▶ **To do**:
Could you give the data below again exactly, apart from the pictures?

*** Data provided

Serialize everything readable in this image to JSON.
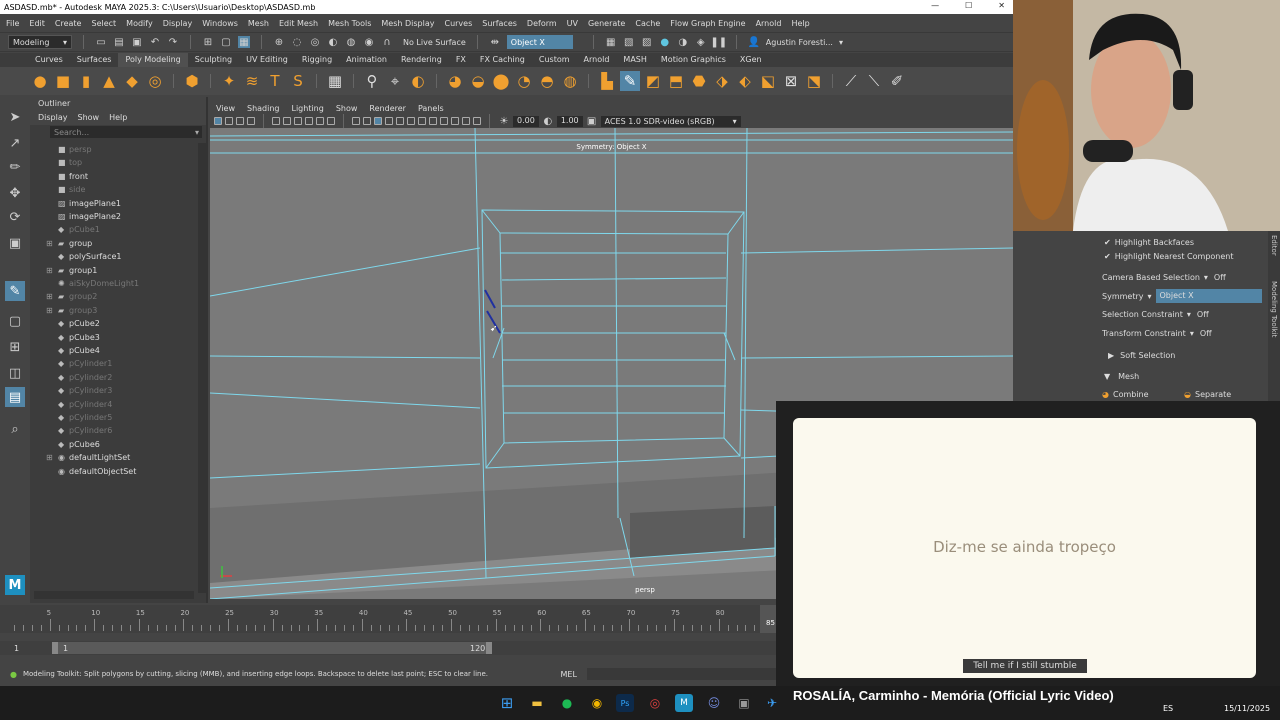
{
  "window": {
    "title": "ASDASD.mb* - Autodesk MAYA 2025.3: C:\\Users\\Usuario\\Desktop\\ASDASD.mb"
  },
  "menubar": [
    "File",
    "Edit",
    "Create",
    "Select",
    "Modify",
    "Display",
    "Windows",
    "Mesh",
    "Edit Mesh",
    "Mesh Tools",
    "Mesh Display",
    "Curves",
    "Surfaces",
    "Deform",
    "UV",
    "Generate",
    "Cache",
    "Flow Graph Engine",
    "Arnold",
    "Help"
  ],
  "statusline": {
    "mode": "Modeling",
    "live_surface": "No Live Surface",
    "symmetry": "Object X",
    "user": "Agustin Foresti..."
  },
  "shelf_tabs": [
    "Curves",
    "Surfaces",
    "Poly Modeling",
    "Sculpting",
    "UV Editing",
    "Rigging",
    "Animation",
    "Rendering",
    "FX",
    "FX Caching",
    "Custom",
    "Arnold",
    "MASH",
    "Motion Graphics",
    "XGen"
  ],
  "shelf_active": "Poly Modeling",
  "outliner": {
    "title": "Outliner",
    "menus": [
      "Display",
      "Show",
      "Help"
    ],
    "search_placeholder": "Search...",
    "items": [
      {
        "label": "persp",
        "dim": true,
        "exp": false,
        "icon": "camera-icon"
      },
      {
        "label": "top",
        "dim": true,
        "exp": false,
        "icon": "camera-icon"
      },
      {
        "label": "front",
        "dim": false,
        "exp": false,
        "icon": "camera-icon"
      },
      {
        "label": "side",
        "dim": true,
        "exp": false,
        "icon": "camera-icon"
      },
      {
        "label": "imagePlane1",
        "dim": false,
        "exp": false,
        "icon": "image-plane-icon"
      },
      {
        "label": "imagePlane2",
        "dim": false,
        "exp": false,
        "icon": "image-plane-icon"
      },
      {
        "label": "pCube1",
        "dim": true,
        "exp": false,
        "icon": "mesh-icon"
      },
      {
        "label": "group",
        "dim": false,
        "exp": true,
        "icon": "group-icon"
      },
      {
        "label": "polySurface1",
        "dim": false,
        "exp": false,
        "icon": "mesh-icon"
      },
      {
        "label": "group1",
        "dim": false,
        "exp": true,
        "icon": "group-icon"
      },
      {
        "label": "aiSkyDomeLight1",
        "dim": true,
        "exp": false,
        "icon": "light-icon"
      },
      {
        "label": "group2",
        "dim": true,
        "exp": true,
        "icon": "group-icon"
      },
      {
        "label": "group3",
        "dim": true,
        "exp": true,
        "icon": "group-icon"
      },
      {
        "label": "pCube2",
        "dim": false,
        "exp": false,
        "icon": "mesh-icon"
      },
      {
        "label": "pCube3",
        "dim": false,
        "exp": false,
        "icon": "mesh-icon"
      },
      {
        "label": "pCube4",
        "dim": false,
        "exp": false,
        "icon": "mesh-icon"
      },
      {
        "label": "pCylinder1",
        "dim": true,
        "exp": false,
        "icon": "mesh-icon"
      },
      {
        "label": "pCylinder2",
        "dim": true,
        "exp": false,
        "icon": "mesh-icon"
      },
      {
        "label": "pCylinder3",
        "dim": true,
        "exp": false,
        "icon": "mesh-icon"
      },
      {
        "label": "pCylinder4",
        "dim": true,
        "exp": false,
        "icon": "mesh-icon"
      },
      {
        "label": "pCylinder5",
        "dim": true,
        "exp": false,
        "icon": "mesh-icon"
      },
      {
        "label": "pCylinder6",
        "dim": true,
        "exp": false,
        "icon": "mesh-icon"
      },
      {
        "label": "pCube6",
        "dim": false,
        "exp": false,
        "icon": "mesh-icon"
      },
      {
        "label": "defaultLightSet",
        "dim": false,
        "exp": true,
        "icon": "set-icon"
      },
      {
        "label": "defaultObjectSet",
        "dim": false,
        "exp": false,
        "icon": "set-icon"
      }
    ]
  },
  "viewport": {
    "menus": [
      "View",
      "Shading",
      "Lighting",
      "Show",
      "Renderer",
      "Panels"
    ],
    "exposure": "0.00",
    "gamma": "1.00",
    "colorspace": "ACES 1.0 SDR-video (sRGB)",
    "symmetry_label": "Symmetry: Object X",
    "camera_label": "persp"
  },
  "timeline": {
    "ticks": [
      "5",
      "10",
      "15",
      "20",
      "25",
      "30",
      "35",
      "40",
      "45",
      "50",
      "55",
      "60",
      "65",
      "70",
      "75",
      "80",
      "85"
    ],
    "current_frame": "85",
    "range_start": "1",
    "range_start_inner": "1",
    "range_end": "120"
  },
  "helpline": {
    "text": "Modeling Toolkit: Split polygons by cutting, slicing (MMB), and inserting edge loops. Backspace to delete last point; ESC to clear line.",
    "mel": "MEL"
  },
  "modeling_toolkit": {
    "highlight_backfaces": "Highlight Backfaces",
    "highlight_nearest": "Highlight Nearest Component",
    "camera_based_label": "Camera Based Selection",
    "camera_based_value": "Off",
    "symmetry_label": "Symmetry",
    "symmetry_value": "Object X",
    "selection_constraint_label": "Selection Constraint",
    "selection_constraint_value": "Off",
    "transform_constraint_label": "Transform Constraint",
    "transform_constraint_value": "Off",
    "soft_selection": "Soft Selection",
    "mesh": "Mesh",
    "combine": "Combine",
    "separate": "Separate",
    "side_tabs": [
      "Attribute Editor",
      "Modeling Toolkit"
    ]
  },
  "video": {
    "lyric": "Diz-me se ainda tropeço",
    "subtitle": "Tell me if I still stumble",
    "title": "ROSALÍA, Carminho - Memória (Official Lyric Video)"
  },
  "taskbar": {
    "lang": "ES",
    "date": "15/11/2025"
  },
  "colors": {
    "accent": "#5285a6",
    "wire": "#7fd8ec",
    "bg": "#444444",
    "viewport": "#7a7a7a"
  }
}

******

▶ **Answer box**:
Serialize everything readable in this image to JSON.
{
  "window": {
    "title": "ASDASD.mb* - Autodesk MAYA 2025.3: C:\\Users\\Usuario\\Desktop\\ASDASD.mb"
  },
  "menubar": [
    "File",
    "Edit",
    "Create",
    "Select",
    "Modify",
    "Display",
    "Windows",
    "Mesh",
    "Edit Mesh",
    "Mesh Tools",
    "Mesh Display",
    "Curves",
    "Surfaces",
    "Deform",
    "UV",
    "Generate",
    "Cache",
    "Flow Graph Engine",
    "Arnold",
    "Help"
  ],
  "statusline": {
    "mode": "Modeling",
    "live_surface": "No Live Surface",
    "symmetry": "Object X",
    "user": "Agustin Foresti..."
  },
  "shelf_tabs": [
    "Curves",
    "Surfaces",
    "Poly Modeling",
    "Sculpting",
    "UV Editing",
    "Rigging",
    "Animation",
    "Rendering",
    "FX",
    "FX Caching",
    "Custom",
    "Arnold",
    "MASH",
    "Motion Graphics",
    "XGen"
  ],
  "shelf_active": "Poly Modeling",
  "outliner": {
    "title": "Outliner",
    "menus": [
      "Display",
      "Show",
      "Help"
    ],
    "search_placeholder": "Search...",
    "items": [
      {
        "label": "persp",
        "dim": true,
        "exp": false,
        "icon": "camera-icon"
      },
      {
        "label": "top",
        "dim": true,
        "exp": false,
        "icon": "camera-icon"
      },
      {
        "label": "front",
        "dim": false,
        "exp": false,
        "icon": "camera-icon"
      },
      {
        "label": "side",
        "dim": true,
        "exp": false,
        "icon": "camera-icon"
      },
      {
        "label": "imagePlane1",
        "dim": false,
        "exp": false,
        "icon": "image-plane-icon"
      },
      {
        "label": "imagePlane2",
        "dim": false,
        "exp": false,
        "icon": "image-plane-icon"
      },
      {
        "label": "pCube1",
        "dim": true,
        "exp": false,
        "icon": "mesh-icon"
      },
      {
        "label": "group",
        "dim": false,
        "exp": true,
        "icon": "group-icon"
      },
      {
        "label": "polySurface1",
        "dim": false,
        "exp": false,
        "icon": "mesh-icon"
      },
      {
        "label": "group1",
        "dim": false,
        "exp": true,
        "icon": "group-icon"
      },
      {
        "label": "aiSkyDomeLight1",
        "dim": true,
        "exp": false,
        "icon": "light-icon"
      },
      {
        "label": "group2",
        "dim": true,
        "exp": true,
        "icon": "group-icon"
      },
      {
        "label": "group3",
        "dim": true,
        "exp": true,
        "icon": "group-icon"
      },
      {
        "label": "pCube2",
        "dim": false,
        "exp": false,
        "icon": "mesh-icon"
      },
      {
        "label": "pCube3",
        "dim": false,
        "exp": false,
        "icon": "mesh-icon"
      },
      {
        "label": "pCube4",
        "dim": false,
        "exp": false,
        "icon": "mesh-icon"
      },
      {
        "label": "pCylinder1",
        "dim": true,
        "exp": false,
        "icon": "mesh-icon"
      },
      {
        "label": "pCylinder2",
        "dim": true,
        "exp": false,
        "icon": "mesh-icon"
      },
      {
        "label": "pCylinder3",
        "dim": true,
        "exp": false,
        "icon": "mesh-icon"
      },
      {
        "label": "pCylinder4",
        "dim": true,
        "exp": false,
        "icon": "mesh-icon"
      },
      {
        "label": "pCylinder5",
        "dim": true,
        "exp": false,
        "icon": "mesh-icon"
      },
      {
        "label": "pCylinder6",
        "dim": true,
        "exp": false,
        "icon": "mesh-icon"
      },
      {
        "label": "pCube6",
        "dim": false,
        "exp": false,
        "icon": "mesh-icon"
      },
      {
        "label": "defaultLightSet",
        "dim": false,
        "exp": true,
        "icon": "set-icon"
      },
      {
        "label": "defaultObjectSet",
        "dim": false,
        "exp": false,
        "icon": "set-icon"
      }
    ]
  },
  "viewport": {
    "menus": [
      "View",
      "Shading",
      "Lighting",
      "Show",
      "Renderer",
      "Panels"
    ],
    "exposure": "0.00",
    "gamma": "1.00",
    "colorspace": "ACES 1.0 SDR-video (sRGB)",
    "symmetry_label": "Symmetry: Object X",
    "camera_label": "persp"
  },
  "timeline": {
    "ticks": [
      "5",
      "10",
      "15",
      "20",
      "25",
      "30",
      "35",
      "40",
      "45",
      "50",
      "55",
      "60",
      "65",
      "70",
      "75",
      "80",
      "85"
    ],
    "current_frame": "85",
    "range_start": "1",
    "range_start_inner": "1",
    "range_end": "120"
  },
  "helpline": {
    "text": "Modeling Toolkit: Split polygons by cutting, slicing (MMB), and inserting edge loops. Backspace to delete last point; ESC to clear line.",
    "mel": "MEL"
  },
  "modeling_toolkit": {
    "highlight_backfaces": "Highlight Backfaces",
    "highlight_nearest": "Highlight Nearest Component",
    "camera_based_label": "Camera Based Selection",
    "camera_based_value": "Off",
    "symmetry_label": "Symmetry",
    "symmetry_value": "Object X",
    "selection_constraint_label": "Selection Constraint",
    "selection_constraint_value": "Off",
    "transform_constraint_label": "Transform Constraint",
    "transform_constraint_value": "Off",
    "soft_selection": "Soft Selection",
    "mesh": "Mesh",
    "combine": "Combine",
    "separate": "Separate",
    "side_tabs": [
      "Attribute Editor",
      "Modeling Toolkit"
    ]
  },
  "video": {
    "lyric": "Diz-me se ainda tropeço",
    "subtitle": "Tell me if I still stumble",
    "title": "ROSALÍA, Carminho - Memória (Official Lyric Video)"
  },
  "taskbar": {
    "lang": "ES",
    "date": "15/11/2025"
  },
  "colors": {
    "accent": "#5285a6",
    "wire": "#7fd8ec",
    "bg": "#444444",
    "viewport": "#7a7a7a"
  }
}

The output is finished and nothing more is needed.